Factory orders fell 0.8 percent in August, snapping four months of gains. Economists had expected the gauge to rise 0.3 percent.
But the market wasn't as bothered by the factory-orders report as it was with the jobs report.
The Labor Department said the economy shed 263,000 jobs in September and the unemployment rate rose to 9.8 percent. The unemployment rate was as expected but the payrolls drop was much higher than the 180,000 job loss economists surveyed by Reuters had expected.
Investors have grown increasingly wary of the recovery following several disappointing economic numbers recently. More than two-thirds of readers polled by CNBC.com had expected the jobs number to be worse than economists had predicted.

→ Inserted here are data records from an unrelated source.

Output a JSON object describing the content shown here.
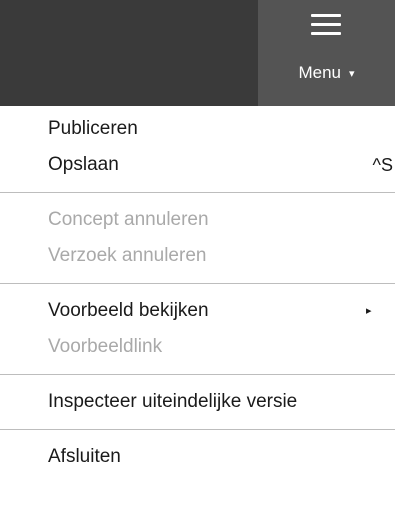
{
  "toolbar": {
    "menu_label": "Menu",
    "menu_caret": "▾",
    "menu_icon": "hamburger-icon"
  },
  "menu": {
    "publish": "Publiceren",
    "save": "Opslaan",
    "save_shortcut": "^S",
    "cancel_draft": "Concept annuleren",
    "cancel_request": "Verzoek annuleren",
    "preview": "Voorbeeld bekijken",
    "preview_arrow": "▸",
    "preview_link": "Voorbeeldlink",
    "inspect_final": "Inspecteer uiteindelijke versie",
    "close": "Afsluiten"
  },
  "colors": {
    "topbar": "#3a3a3a",
    "menu_button": "#545454",
    "text": "#1a1a1a",
    "disabled_text": "#a9a9a9",
    "separator": "#bdbdbd"
  }
}
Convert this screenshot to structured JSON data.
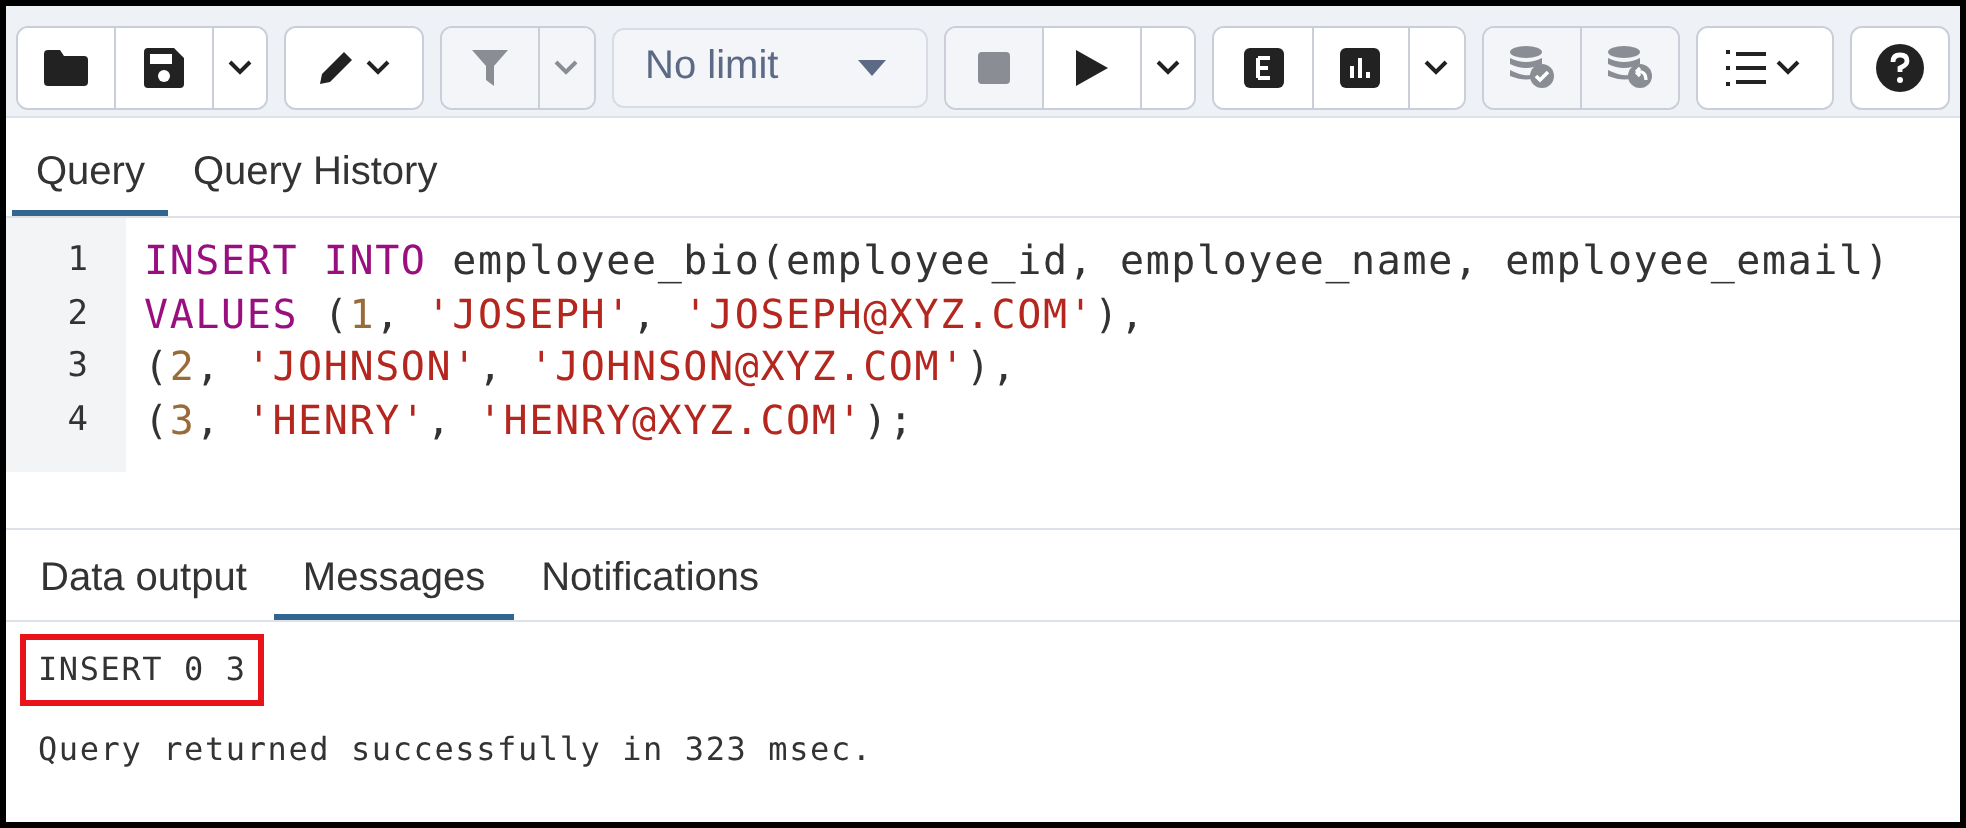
{
  "toolbar": {
    "groups": [
      {
        "buttons": [
          {
            "disabled": false
          },
          {
            "disabled": false
          },
          {
            "disabled": false
          }
        ]
      },
      {
        "buttons": [
          {
            "disabled": false
          }
        ]
      },
      {
        "buttons": [
          {
            "disabled": true
          },
          {
            "disabled": true
          }
        ]
      },
      {
        "buttons": [
          {
            "disabled": true
          },
          {
            "disabled": false
          },
          {
            "disabled": false
          }
        ]
      },
      {
        "buttons": [
          {
            "disabled": false
          },
          {
            "disabled": false
          },
          {
            "disabled": false
          }
        ]
      },
      {
        "buttons": [
          {
            "disabled": true
          },
          {
            "disabled": true
          }
        ]
      },
      {
        "buttons": [
          {
            "disabled": false
          }
        ]
      },
      {
        "buttons": [
          {
            "disabled": false
          }
        ]
      }
    ],
    "limit": {
      "value": "No limit"
    }
  },
  "editor_tabs": [
    {
      "label": "Query",
      "selected": true
    },
    {
      "label": "Query History",
      "selected": false
    }
  ],
  "editor": {
    "lines": [
      {
        "number": "1",
        "tokens": [
          {
            "kind": "keyword",
            "text": "INSERT INTO"
          },
          {
            "kind": "plain",
            "text": " employee_bio(employee_id, employee_name, employee_email)"
          }
        ]
      },
      {
        "number": "2",
        "tokens": [
          {
            "kind": "keyword",
            "text": "VALUES"
          },
          {
            "kind": "plain",
            "text": " ("
          },
          {
            "kind": "number",
            "text": "1"
          },
          {
            "kind": "plain",
            "text": ", "
          },
          {
            "kind": "string",
            "text": "'JOSEPH'"
          },
          {
            "kind": "plain",
            "text": ", "
          },
          {
            "kind": "string",
            "text": "'JOSEPH@XYZ.COM'"
          },
          {
            "kind": "plain",
            "text": "),"
          }
        ]
      },
      {
        "number": "3",
        "tokens": [
          {
            "kind": "plain",
            "text": "("
          },
          {
            "kind": "number",
            "text": "2"
          },
          {
            "kind": "plain",
            "text": ", "
          },
          {
            "kind": "string",
            "text": "'JOHNSON'"
          },
          {
            "kind": "plain",
            "text": ", "
          },
          {
            "kind": "string",
            "text": "'JOHNSON@XYZ.COM'"
          },
          {
            "kind": "plain",
            "text": "),"
          }
        ]
      },
      {
        "number": "4",
        "tokens": [
          {
            "kind": "plain",
            "text": "("
          },
          {
            "kind": "number",
            "text": "3"
          },
          {
            "kind": "plain",
            "text": ", "
          },
          {
            "kind": "string",
            "text": "'HENRY'"
          },
          {
            "kind": "plain",
            "text": ", "
          },
          {
            "kind": "string",
            "text": "'HENRY@XYZ.COM'"
          },
          {
            "kind": "plain",
            "text": ");"
          }
        ]
      }
    ]
  },
  "output_tabs": [
    {
      "label": "Data output",
      "selected": false
    },
    {
      "label": "Messages",
      "selected": true
    },
    {
      "label": "Notifications",
      "selected": false
    }
  ],
  "messages": [
    {
      "text": "INSERT 0 3",
      "highlighted": true
    },
    {
      "text": "Query returned successfully in 323 msec.",
      "highlighted": false
    }
  ]
}
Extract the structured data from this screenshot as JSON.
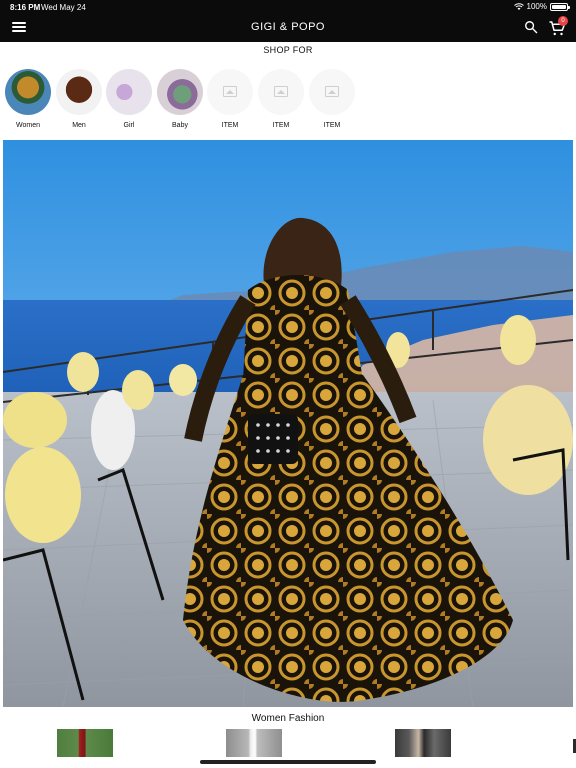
{
  "status_bar": {
    "time": "8:16 PM",
    "date": "Wed May 24",
    "battery": "100%"
  },
  "header": {
    "title": "GIGI & POPO",
    "cart_count": "0"
  },
  "shop_for": {
    "heading": "SHOP FOR",
    "categories": [
      {
        "label": "Women"
      },
      {
        "label": "Men"
      },
      {
        "label": "Girl"
      },
      {
        "label": "Baby"
      },
      {
        "label": "ITEM"
      },
      {
        "label": "ITEM"
      },
      {
        "label": "ITEM"
      }
    ]
  },
  "section": {
    "title": "Women Fashion"
  },
  "colors": {
    "header_bg": "#0b0b0b",
    "badge": "#e64646"
  }
}
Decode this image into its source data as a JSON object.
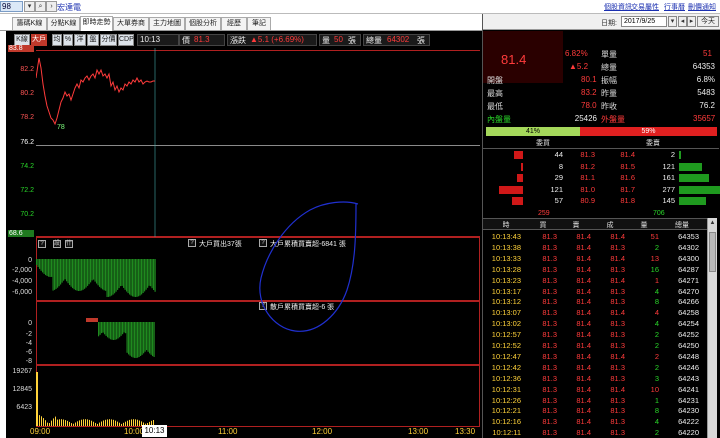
{
  "toolbar": {
    "code": "98",
    "stock_name": "宏達電",
    "links": [
      "個股資訊",
      "交易屬性",
      "行事曆",
      "刪價通知"
    ]
  },
  "tabs": [
    "籌碼K線",
    "分點K線",
    "即時走勢",
    "大單券商",
    "主力地圖",
    "個股分析",
    "經歷",
    "筆記"
  ],
  "active_tab": "即時走勢",
  "infobar": {
    "buttons": [
      "K線",
      "大戶",
      "均",
      "%",
      "洋",
      "盤",
      "分價",
      "CDP"
    ],
    "time": "10:13",
    "price_label": "價",
    "price": "81.3",
    "change_label": "漲跌",
    "change": "▲5.1 (+6.69%)",
    "vol_label": "量",
    "vol": "50",
    "vol_unit": "張",
    "total_label": "總量",
    "total": "64302",
    "total_unit": "張"
  },
  "price_axis": {
    "upper": [
      "83.8",
      "82.2",
      "80.2",
      "78.2"
    ],
    "lower": [
      "76.2",
      "74.2",
      "72.2",
      "70.2",
      "68.6"
    ],
    "low_mark": "78"
  },
  "indicator1": {
    "buttons": [
      "?",
      "設",
      "什"
    ],
    "labels": [
      "0",
      "-2,000",
      "-4,000",
      "-6,000"
    ],
    "ann1": "大戶買出37張",
    "ann2": "大戶累積買賣超-6841 張"
  },
  "indicator2": {
    "labels": [
      "0",
      "-2",
      "-4",
      "-6",
      "-8"
    ],
    "ann": "散戶累積買賣超-6 張"
  },
  "volume": {
    "labels": [
      "19267",
      "12845",
      "6423"
    ]
  },
  "x_axis": [
    "09:00",
    "10:00",
    "11:00",
    "12:00",
    "13:00",
    "13:30"
  ],
  "cursor_time": "10:13",
  "right": {
    "date_label": "日期:",
    "date": "2017/9/25",
    "today_btn": "今天",
    "price": "81.4",
    "pct": "6.82%",
    "chg": "▲5.2",
    "single_label": "單量",
    "single": "51",
    "total_label": "總量",
    "total": "64353",
    "stats": [
      {
        "l1": "開盤",
        "v1": "80.1",
        "l2": "振幅",
        "v2": "6.8%"
      },
      {
        "l1": "最高",
        "v1": "83.2",
        "l2": "昨量",
        "v2": "5483"
      },
      {
        "l1": "最低",
        "v1": "78.0",
        "l2": "昨收",
        "v2": "76.2"
      }
    ],
    "inner_label": "內盤量",
    "inner": "25426",
    "outer_label": "外盤量",
    "outer": "35657",
    "bar_left": "41%",
    "bar_right": "59%",
    "ob_header": [
      "委買",
      "委賣"
    ],
    "orderbook": [
      {
        "bq": "44",
        "bp": "81.3",
        "ap": "81.4",
        "aq": "2"
      },
      {
        "bq": "8",
        "bp": "81.2",
        "ap": "81.5",
        "aq": "121"
      },
      {
        "bq": "29",
        "bp": "81.1",
        "ap": "81.6",
        "aq": "161"
      },
      {
        "bq": "121",
        "bp": "81.0",
        "ap": "81.7",
        "aq": "277"
      },
      {
        "bq": "57",
        "bp": "80.9",
        "ap": "81.8",
        "aq": "145"
      }
    ],
    "ob_sum_bid": "259",
    "ob_sum_ask": "706",
    "trade_header": [
      "時",
      "買",
      "賣",
      "成",
      "量",
      "總量"
    ],
    "trades": [
      [
        "10:13:43",
        "81.3",
        "81.4",
        "81.4",
        "51",
        "64353"
      ],
      [
        "10:13:38",
        "81.3",
        "81.4",
        "81.3",
        "2",
        "64302"
      ],
      [
        "10:13:33",
        "81.3",
        "81.4",
        "81.4",
        "13",
        "64300"
      ],
      [
        "10:13:28",
        "81.3",
        "81.4",
        "81.3",
        "16",
        "64287"
      ],
      [
        "10:13:23",
        "81.3",
        "81.4",
        "81.4",
        "1",
        "64271"
      ],
      [
        "10:13:17",
        "81.3",
        "81.4",
        "81.3",
        "4",
        "64270"
      ],
      [
        "10:13:12",
        "81.3",
        "81.4",
        "81.3",
        "8",
        "64266"
      ],
      [
        "10:13:07",
        "81.3",
        "81.4",
        "81.4",
        "4",
        "64258"
      ],
      [
        "10:13:02",
        "81.3",
        "81.4",
        "81.3",
        "4",
        "64254"
      ],
      [
        "10:12:57",
        "81.3",
        "81.4",
        "81.3",
        "2",
        "64252"
      ],
      [
        "10:12:52",
        "81.3",
        "81.4",
        "81.3",
        "2",
        "64250"
      ],
      [
        "10:12:47",
        "81.3",
        "81.4",
        "81.4",
        "2",
        "64248"
      ],
      [
        "10:12:42",
        "81.3",
        "81.4",
        "81.3",
        "2",
        "64246"
      ],
      [
        "10:12:36",
        "81.3",
        "81.4",
        "81.3",
        "3",
        "64243"
      ],
      [
        "10:12:31",
        "81.3",
        "81.4",
        "81.4",
        "10",
        "64241"
      ],
      [
        "10:12:26",
        "81.3",
        "81.4",
        "81.3",
        "1",
        "64231"
      ],
      [
        "10:12:21",
        "81.3",
        "81.4",
        "81.3",
        "8",
        "64230"
      ],
      [
        "10:12:16",
        "81.3",
        "81.4",
        "81.3",
        "4",
        "64222"
      ],
      [
        "10:12:11",
        "81.3",
        "81.4",
        "81.3",
        "2",
        "64220"
      ]
    ]
  }
}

"[E]conomic data rarely move in a consistent pattern ... 0we should not be surprised that there are bumps in the road," Joel Naroff of Naroff Economic Advisors wrote in a note to clients. "Unfortunately, investors want the latest data to always be better than the previous ones and that is unrealistic. Thus, they react wildly."
Naroff and other economists pointed out that a huge chunk of September's job losses came from the government and therefore, private-payroll losses weren't as bad as the headline number would make it seem.
"If, as I suspect, the October numbers turn out to be a lot better, we will all come back to the conclusion that the economy is moving out of the recession but the recovery is likely to be quite sluggish," Naroff said.
Today's slide came after the Dow dropped 203 pointsThursday in the market's worst decline since before the summer rally.
Wal-Mart shares ticked higher after Chairman Rob Walton warned that the retailer would ride out what is expected to be a slow US recovery, while its Asian operations should do better.
Speculation continued to swirl over the fate of CNBC.com parent General Electric.
GE CEO Jeff Immelt told reporters the company is in ongoing talks for either a partnership or initial public offering for the NBC Universal unit. CNBC reported Thursday that one plan under consideration would see cable giant Comcast take a 51 percent stake in the company.
CIT Group is launching a debt-exchange plan in hopes of avoiding a bankruptcy filing.
First Solar will be a stock to watch because it is replacing Wyeth in the S&P 500 at an undetermined date. Wyeth is being bought by Pfizer .
Crude oil futures , which have consistently tracked stock market movement, also tumbled after the US jobs report.
World markets fell in anticipation of the weak jobs report, with France's CAC-40 suffering the worst loss at 1.1 percent.
The International Olympic Committee will announce the host city for the 2016 Olympics at 1pm ET, with President Obama in Copenhagen to make his pitch for Chicago's bid.